In your reply, reproduce every line of the data without any alteration.

== == ==

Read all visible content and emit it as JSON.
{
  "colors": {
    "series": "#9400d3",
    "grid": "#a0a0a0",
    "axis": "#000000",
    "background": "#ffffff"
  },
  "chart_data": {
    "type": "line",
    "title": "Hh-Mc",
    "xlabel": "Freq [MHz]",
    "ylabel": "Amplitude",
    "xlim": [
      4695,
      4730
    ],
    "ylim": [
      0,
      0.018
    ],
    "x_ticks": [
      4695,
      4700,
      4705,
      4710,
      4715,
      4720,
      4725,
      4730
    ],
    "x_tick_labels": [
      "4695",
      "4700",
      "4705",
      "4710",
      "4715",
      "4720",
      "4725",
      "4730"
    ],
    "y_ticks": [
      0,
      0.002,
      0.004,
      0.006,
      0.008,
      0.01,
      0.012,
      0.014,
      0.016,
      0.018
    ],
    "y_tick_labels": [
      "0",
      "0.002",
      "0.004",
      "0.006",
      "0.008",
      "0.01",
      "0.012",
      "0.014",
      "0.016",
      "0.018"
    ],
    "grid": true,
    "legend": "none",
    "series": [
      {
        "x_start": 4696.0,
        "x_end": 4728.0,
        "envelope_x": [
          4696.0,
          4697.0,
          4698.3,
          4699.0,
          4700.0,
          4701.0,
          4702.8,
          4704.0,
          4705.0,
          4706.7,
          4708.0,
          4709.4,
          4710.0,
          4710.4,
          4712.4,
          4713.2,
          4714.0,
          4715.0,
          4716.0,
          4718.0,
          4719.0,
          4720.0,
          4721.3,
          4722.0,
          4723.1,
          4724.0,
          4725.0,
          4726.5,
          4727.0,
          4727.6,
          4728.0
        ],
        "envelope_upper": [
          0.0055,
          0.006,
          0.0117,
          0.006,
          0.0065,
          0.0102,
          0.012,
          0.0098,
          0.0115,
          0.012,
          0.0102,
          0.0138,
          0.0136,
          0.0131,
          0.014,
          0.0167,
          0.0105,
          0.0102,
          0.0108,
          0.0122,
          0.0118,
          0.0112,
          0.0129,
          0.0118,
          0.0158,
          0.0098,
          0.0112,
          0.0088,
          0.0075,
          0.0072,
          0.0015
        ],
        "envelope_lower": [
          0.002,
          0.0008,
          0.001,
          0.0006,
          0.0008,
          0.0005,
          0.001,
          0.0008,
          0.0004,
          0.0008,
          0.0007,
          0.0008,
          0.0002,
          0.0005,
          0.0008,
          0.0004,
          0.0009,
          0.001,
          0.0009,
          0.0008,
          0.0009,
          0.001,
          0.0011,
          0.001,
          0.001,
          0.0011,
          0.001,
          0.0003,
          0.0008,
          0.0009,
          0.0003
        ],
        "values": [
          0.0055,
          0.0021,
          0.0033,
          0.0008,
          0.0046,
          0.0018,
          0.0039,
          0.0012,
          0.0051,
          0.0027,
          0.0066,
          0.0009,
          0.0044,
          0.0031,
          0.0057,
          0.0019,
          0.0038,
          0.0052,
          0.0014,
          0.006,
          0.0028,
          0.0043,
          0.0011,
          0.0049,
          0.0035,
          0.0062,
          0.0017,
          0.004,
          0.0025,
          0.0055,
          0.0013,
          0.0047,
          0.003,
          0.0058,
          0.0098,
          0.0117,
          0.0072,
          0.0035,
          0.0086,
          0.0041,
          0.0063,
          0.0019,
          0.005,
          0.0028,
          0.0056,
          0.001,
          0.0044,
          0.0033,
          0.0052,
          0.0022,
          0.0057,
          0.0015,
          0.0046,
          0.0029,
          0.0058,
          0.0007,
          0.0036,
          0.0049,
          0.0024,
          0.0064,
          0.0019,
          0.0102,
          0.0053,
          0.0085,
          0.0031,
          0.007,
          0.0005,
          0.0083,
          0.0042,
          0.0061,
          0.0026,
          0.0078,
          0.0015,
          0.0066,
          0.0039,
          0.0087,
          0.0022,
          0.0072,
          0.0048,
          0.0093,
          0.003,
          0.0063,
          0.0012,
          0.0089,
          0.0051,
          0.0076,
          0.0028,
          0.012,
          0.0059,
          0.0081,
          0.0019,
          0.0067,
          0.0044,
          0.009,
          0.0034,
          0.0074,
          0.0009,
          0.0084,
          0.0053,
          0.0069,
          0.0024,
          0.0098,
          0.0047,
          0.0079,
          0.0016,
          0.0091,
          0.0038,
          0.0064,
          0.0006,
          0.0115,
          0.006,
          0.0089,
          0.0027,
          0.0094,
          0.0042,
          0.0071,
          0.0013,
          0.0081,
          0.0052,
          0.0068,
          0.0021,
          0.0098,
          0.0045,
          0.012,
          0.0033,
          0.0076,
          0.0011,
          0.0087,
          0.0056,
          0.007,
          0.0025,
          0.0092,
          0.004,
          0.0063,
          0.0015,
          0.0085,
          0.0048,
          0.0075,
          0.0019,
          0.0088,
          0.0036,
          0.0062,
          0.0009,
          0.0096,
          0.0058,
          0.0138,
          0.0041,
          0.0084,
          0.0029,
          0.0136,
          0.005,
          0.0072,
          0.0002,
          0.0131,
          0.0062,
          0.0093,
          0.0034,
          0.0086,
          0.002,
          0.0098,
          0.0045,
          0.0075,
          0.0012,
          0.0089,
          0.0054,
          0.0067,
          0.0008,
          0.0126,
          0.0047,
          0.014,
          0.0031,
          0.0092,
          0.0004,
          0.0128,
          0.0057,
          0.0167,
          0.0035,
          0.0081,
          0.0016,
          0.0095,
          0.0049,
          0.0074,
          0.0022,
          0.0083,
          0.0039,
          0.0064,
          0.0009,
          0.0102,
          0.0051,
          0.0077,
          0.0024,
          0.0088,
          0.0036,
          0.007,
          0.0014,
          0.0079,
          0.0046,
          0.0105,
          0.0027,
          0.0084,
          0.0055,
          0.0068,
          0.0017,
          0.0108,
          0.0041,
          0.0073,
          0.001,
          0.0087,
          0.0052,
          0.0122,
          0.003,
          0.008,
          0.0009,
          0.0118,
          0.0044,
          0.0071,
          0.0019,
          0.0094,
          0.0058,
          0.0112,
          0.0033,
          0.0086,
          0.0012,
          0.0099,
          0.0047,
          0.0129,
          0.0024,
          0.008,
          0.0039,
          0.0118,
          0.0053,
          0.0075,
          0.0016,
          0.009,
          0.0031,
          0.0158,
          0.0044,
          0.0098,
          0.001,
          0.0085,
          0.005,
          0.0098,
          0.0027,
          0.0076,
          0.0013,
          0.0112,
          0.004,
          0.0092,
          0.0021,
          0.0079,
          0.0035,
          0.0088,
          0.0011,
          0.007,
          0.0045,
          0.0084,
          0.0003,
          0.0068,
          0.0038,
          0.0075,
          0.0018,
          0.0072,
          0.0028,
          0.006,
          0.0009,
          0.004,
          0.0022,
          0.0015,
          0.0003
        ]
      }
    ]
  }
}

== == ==

- [WRITTEN RESPONSE]
Read all visible content and emit it as JSON.
{
  "colors": {
    "series": "#9400d3",
    "grid": "#a0a0a0",
    "axis": "#000000",
    "background": "#ffffff"
  },
  "chart_data": {
    "type": "line",
    "title": "Hh-Mc",
    "xlabel": "Freq [MHz]",
    "ylabel": "Amplitude",
    "xlim": [
      4695,
      4730
    ],
    "ylim": [
      0,
      0.018
    ],
    "x_ticks": [
      4695,
      4700,
      4705,
      4710,
      4715,
      4720,
      4725,
      4730
    ],
    "x_tick_labels": [
      "4695",
      "4700",
      "4705",
      "4710",
      "4715",
      "4720",
      "4725",
      "4730"
    ],
    "y_ticks": [
      0,
      0.002,
      0.004,
      0.006,
      0.008,
      0.01,
      0.012,
      0.014,
      0.016,
      0.018
    ],
    "y_tick_labels": [
      "0",
      "0.002",
      "0.004",
      "0.006",
      "0.008",
      "0.01",
      "0.012",
      "0.014",
      "0.016",
      "0.018"
    ],
    "grid": true,
    "legend": "none",
    "series": [
      {
        "x_start": 4696.0,
        "x_end": 4728.0,
        "envelope_x": [
          4696.0,
          4697.0,
          4698.3,
          4699.0,
          4700.0,
          4701.0,
          4702.8,
          4704.0,
          4705.0,
          4706.7,
          4708.0,
          4709.4,
          4710.0,
          4710.4,
          4712.4,
          4713.2,
          4714.0,
          4715.0,
          4716.0,
          4718.0,
          4719.0,
          4720.0,
          4721.3,
          4722.0,
          4723.1,
          4724.0,
          4725.0,
          4726.5,
          4727.0,
          4727.6,
          4728.0
        ],
        "envelope_upper": [
          0.0055,
          0.006,
          0.0117,
          0.006,
          0.0065,
          0.0102,
          0.012,
          0.0098,
          0.0115,
          0.012,
          0.0102,
          0.0138,
          0.0136,
          0.0131,
          0.014,
          0.0167,
          0.0105,
          0.0102,
          0.0108,
          0.0122,
          0.0118,
          0.0112,
          0.0129,
          0.0118,
          0.0158,
          0.0098,
          0.0112,
          0.0088,
          0.0075,
          0.0072,
          0.0015
        ],
        "envelope_lower": [
          0.002,
          0.0008,
          0.001,
          0.0006,
          0.0008,
          0.0005,
          0.001,
          0.0008,
          0.0004,
          0.0008,
          0.0007,
          0.0008,
          0.0002,
          0.0005,
          0.0008,
          0.0004,
          0.0009,
          0.001,
          0.0009,
          0.0008,
          0.0009,
          0.001,
          0.0011,
          0.001,
          0.001,
          0.0011,
          0.001,
          0.0003,
          0.0008,
          0.0009,
          0.0003
        ],
        "values": [
          0.0055,
          0.0021,
          0.0033,
          0.0008,
          0.0046,
          0.0018,
          0.0039,
          0.0012,
          0.0051,
          0.0027,
          0.0066,
          0.0009,
          0.0044,
          0.0031,
          0.0057,
          0.0019,
          0.0038,
          0.0052,
          0.0014,
          0.006,
          0.0028,
          0.0043,
          0.0011,
          0.0049,
          0.0035,
          0.0062,
          0.0017,
          0.004,
          0.0025,
          0.0055,
          0.0013,
          0.0047,
          0.003,
          0.0058,
          0.0098,
          0.0117,
          0.0072,
          0.0035,
          0.0086,
          0.0041,
          0.0063,
          0.0019,
          0.005,
          0.0028,
          0.0056,
          0.001,
          0.0044,
          0.0033,
          0.0052,
          0.0022,
          0.0057,
          0.0015,
          0.0046,
          0.0029,
          0.0058,
          0.0007,
          0.0036,
          0.0049,
          0.0024,
          0.0064,
          0.0019,
          0.0102,
          0.0053,
          0.0085,
          0.0031,
          0.007,
          0.0005,
          0.0083,
          0.0042,
          0.0061,
          0.0026,
          0.0078,
          0.0015,
          0.0066,
          0.0039,
          0.0087,
          0.0022,
          0.0072,
          0.0048,
          0.0093,
          0.003,
          0.0063,
          0.0012,
          0.0089,
          0.0051,
          0.0076,
          0.0028,
          0.012,
          0.0059,
          0.0081,
          0.0019,
          0.0067,
          0.0044,
          0.009,
          0.0034,
          0.0074,
          0.0009,
          0.0084,
          0.0053,
          0.0069,
          0.0024,
          0.0098,
          0.0047,
          0.0079,
          0.0016,
          0.0091,
          0.0038,
          0.0064,
          0.0006,
          0.0115,
          0.006,
          0.0089,
          0.0027,
          0.0094,
          0.0042,
          0.0071,
          0.0013,
          0.0081,
          0.0052,
          0.0068,
          0.0021,
          0.0098,
          0.0045,
          0.012,
          0.0033,
          0.0076,
          0.0011,
          0.0087,
          0.0056,
          0.007,
          0.0025,
          0.0092,
          0.004,
          0.0063,
          0.0015,
          0.0085,
          0.0048,
          0.0075,
          0.0019,
          0.0088,
          0.0036,
          0.0062,
          0.0009,
          0.0096,
          0.0058,
          0.0138,
          0.0041,
          0.0084,
          0.0029,
          0.0136,
          0.005,
          0.0072,
          0.0002,
          0.0131,
          0.0062,
          0.0093,
          0.0034,
          0.0086,
          0.002,
          0.0098,
          0.0045,
          0.0075,
          0.0012,
          0.0089,
          0.0054,
          0.0067,
          0.0008,
          0.0126,
          0.0047,
          0.014,
          0.0031,
          0.0092,
          0.0004,
          0.0128,
          0.0057,
          0.0167,
          0.0035,
          0.0081,
          0.0016,
          0.0095,
          0.0049,
          0.0074,
          0.0022,
          0.0083,
          0.0039,
          0.0064,
          0.0009,
          0.0102,
          0.0051,
          0.0077,
          0.0024,
          0.0088,
          0.0036,
          0.007,
          0.0014,
          0.0079,
          0.0046,
          0.0105,
          0.0027,
          0.0084,
          0.0055,
          0.0068,
          0.0017,
          0.0108,
          0.0041,
          0.0073,
          0.001,
          0.0087,
          0.0052,
          0.0122,
          0.003,
          0.008,
          0.0009,
          0.0118,
          0.0044,
          0.0071,
          0.0019,
          0.0094,
          0.0058,
          0.0112,
          0.0033,
          0.0086,
          0.0012,
          0.0099,
          0.0047,
          0.0129,
          0.0024,
          0.008,
          0.0039,
          0.0118,
          0.0053,
          0.0075,
          0.0016,
          0.009,
          0.0031,
          0.0158,
          0.0044,
          0.0098,
          0.001,
          0.0085,
          0.005,
          0.0098,
          0.0027,
          0.0076,
          0.0013,
          0.0112,
          0.004,
          0.0092,
          0.0021,
          0.0079,
          0.0035,
          0.0088,
          0.0011,
          0.007,
          0.0045,
          0.0084,
          0.0003,
          0.0068,
          0.0038,
          0.0075,
          0.0018,
          0.0072,
          0.0028,
          0.006,
          0.0009,
          0.004,
          0.0022,
          0.0015,
          0.0003
        ]
      }
    ]
  }
}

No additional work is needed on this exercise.